▸ Task directions: Please reproduce the entries that follow, keeping each word intact.

(App and web page records)

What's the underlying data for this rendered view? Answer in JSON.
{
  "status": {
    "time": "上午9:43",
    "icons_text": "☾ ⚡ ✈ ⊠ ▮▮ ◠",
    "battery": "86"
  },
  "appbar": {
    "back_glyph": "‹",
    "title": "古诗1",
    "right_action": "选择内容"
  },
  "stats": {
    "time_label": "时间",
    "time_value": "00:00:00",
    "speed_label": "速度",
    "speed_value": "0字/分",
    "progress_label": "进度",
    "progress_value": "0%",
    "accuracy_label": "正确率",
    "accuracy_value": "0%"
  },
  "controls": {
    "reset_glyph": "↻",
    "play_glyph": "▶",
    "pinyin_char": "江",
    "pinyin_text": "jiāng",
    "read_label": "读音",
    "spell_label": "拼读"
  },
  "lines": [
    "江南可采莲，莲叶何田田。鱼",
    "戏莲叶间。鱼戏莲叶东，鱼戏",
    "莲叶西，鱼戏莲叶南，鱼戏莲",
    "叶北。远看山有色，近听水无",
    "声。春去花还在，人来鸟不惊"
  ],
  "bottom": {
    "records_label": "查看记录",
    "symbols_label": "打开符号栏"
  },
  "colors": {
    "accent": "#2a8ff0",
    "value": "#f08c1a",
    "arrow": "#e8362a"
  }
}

▸ Task answer:
What's the underlying data for this rendered view? Answer in JSON.
{
  "status": {
    "time": "上午9:43",
    "icons_text": "☾ ⚡ ✈ ⊠ ▮▮ ◠",
    "battery": "86"
  },
  "appbar": {
    "back_glyph": "‹",
    "title": "古诗1",
    "right_action": "选择内容"
  },
  "stats": {
    "time_label": "时间",
    "time_value": "00:00:00",
    "speed_label": "速度",
    "speed_value": "0字/分",
    "progress_label": "进度",
    "progress_value": "0%",
    "accuracy_label": "正确率",
    "accuracy_value": "0%"
  },
  "controls": {
    "reset_glyph": "↻",
    "play_glyph": "▶",
    "pinyin_char": "江",
    "pinyin_text": "jiāng",
    "read_label": "读音",
    "spell_label": "拼读"
  },
  "lines": [
    "江南可采莲，莲叶何田田。鱼",
    "戏莲叶间。鱼戏莲叶东，鱼戏",
    "莲叶西，鱼戏莲叶南，鱼戏莲",
    "叶北。远看山有色，近听水无",
    "声。春去花还在，人来鸟不惊"
  ],
  "bottom": {
    "records_label": "查看记录",
    "symbols_label": "打开符号栏"
  },
  "colors": {
    "accent": "#2a8ff0",
    "value": "#f08c1a",
    "arrow": "#e8362a"
  }
}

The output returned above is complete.